Woodman RoadOfficial Website
Spring, summer, fall birding.
Great Blue Heron, Osprey, and Great Horned Owl nest in heron rookery in the swamp. Wood Duck and Mallard common, Hooded Merganser less so. Tree Swallow, Red-winged Blackbird, Common Grackle, and woodpeckers hang around the swamp. Bordering the swamp, Eastern Phoebe, Winter Wren, Common Yellowthroat, Swamp Sparrow, and other small birds. In the woods, Eastern Wood-Pewee, Red-eyed Vireo, Red-breasted Nuthatch, and various warblers. During migration season, many other passerines can be found.
The land is divided between New Hampshire Audubon’s George Burrows Brookside Sanctuary (land between heron rookery and road) and the Town of South Hampton’s Crosby Conservation Land. A series of swamps and ponds created by beavers with bordering marshy areas, the one closest to the parking area being by far the largest. Heavily wooded away from the swamps and ponds.

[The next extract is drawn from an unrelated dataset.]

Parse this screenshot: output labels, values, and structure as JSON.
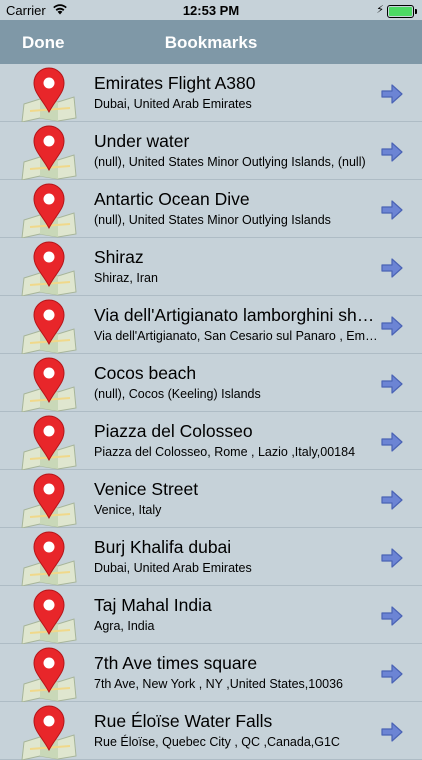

Directions: Woodman Road, South Hampton. From I-95 exit 1 in Seabrook, take NH-107 west 2.5 miles to NH-150. Turn left (south) on NH-150 and go .9 mile to Highland Avenue (no sign, road opposite Locust St.). Turn right and go .8 mile to Woodman Road. Turn left and go 0.4 miles to the small parking area at the sharp left turn in the road.

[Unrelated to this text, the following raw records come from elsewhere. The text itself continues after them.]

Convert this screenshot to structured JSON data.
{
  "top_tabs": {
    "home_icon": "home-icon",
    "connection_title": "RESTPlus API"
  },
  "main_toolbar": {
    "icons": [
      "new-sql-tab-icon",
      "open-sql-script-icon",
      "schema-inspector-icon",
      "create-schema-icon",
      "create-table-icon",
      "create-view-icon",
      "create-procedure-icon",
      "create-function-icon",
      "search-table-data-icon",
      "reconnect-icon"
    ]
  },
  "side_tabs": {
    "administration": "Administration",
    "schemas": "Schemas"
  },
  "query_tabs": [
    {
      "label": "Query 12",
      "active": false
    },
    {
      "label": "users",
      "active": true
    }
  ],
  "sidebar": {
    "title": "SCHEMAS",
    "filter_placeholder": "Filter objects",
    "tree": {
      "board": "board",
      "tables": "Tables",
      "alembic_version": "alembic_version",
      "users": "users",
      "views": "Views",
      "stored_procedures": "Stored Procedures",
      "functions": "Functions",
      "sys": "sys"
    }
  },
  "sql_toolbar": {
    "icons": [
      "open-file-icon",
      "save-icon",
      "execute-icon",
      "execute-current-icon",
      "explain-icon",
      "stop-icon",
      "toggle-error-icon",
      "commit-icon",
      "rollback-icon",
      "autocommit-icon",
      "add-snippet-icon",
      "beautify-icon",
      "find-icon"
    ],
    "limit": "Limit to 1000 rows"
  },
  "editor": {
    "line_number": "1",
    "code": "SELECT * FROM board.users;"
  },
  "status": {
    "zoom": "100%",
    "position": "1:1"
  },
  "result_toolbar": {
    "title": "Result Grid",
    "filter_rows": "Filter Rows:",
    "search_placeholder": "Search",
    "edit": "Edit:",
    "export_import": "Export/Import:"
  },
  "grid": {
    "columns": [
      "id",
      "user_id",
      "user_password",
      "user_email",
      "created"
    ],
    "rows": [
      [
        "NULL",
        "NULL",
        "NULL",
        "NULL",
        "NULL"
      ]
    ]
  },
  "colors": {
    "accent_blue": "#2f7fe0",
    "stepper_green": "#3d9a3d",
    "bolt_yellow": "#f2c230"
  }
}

From NH-101 exit 11 in Exeter, take NH-108 south several miles until just past the Kensington town line, where NH-150 branches off. Follow NH-150 about 3.75 miles to NH-107. Continue on NH-150 for .9 mile to Highland Avenue (no sign, road opposite Locust St.). Turn right and go .8 mile to Woodman Road. Turn left and go .4 mile to the small parking area at the sharp left turn in the road.
From NH-125 and NH-107/NH-107A junction on the east side of Kingston, follow NH-107 east through East Kingston and Kensington for 5.4 miles to Highland Avenue. Turn right and go 1.0 mile to Woodman Road. Turn right and go .4 mile to the small parking area at the sharp left turn in the road.
Audubon’s Yellow Trail (less than .5 mile long) begins at the parking area, with a short Red Trail branching off it. Both end at the swamp edge, giving excellent views.
Access to the western Crosby Conservation Area is via the often-flooded and muddy dirt road from the parking area. Walk about 0.75 miles, then take the second path/old road to the right where the road is barricaded. Walk up the hill to a “T” intersection. Turn right, and about 50 yards later, take an unmarked branch road that goes back to a beautiful hemlock grove bordering the upper ponds. There is currently no connection between the Yellow Trail and the roads in the western end, though it can be done by bushwacking.
The AllTrails website has a description and map of a hike at Brookside Wildlife Sanctuary.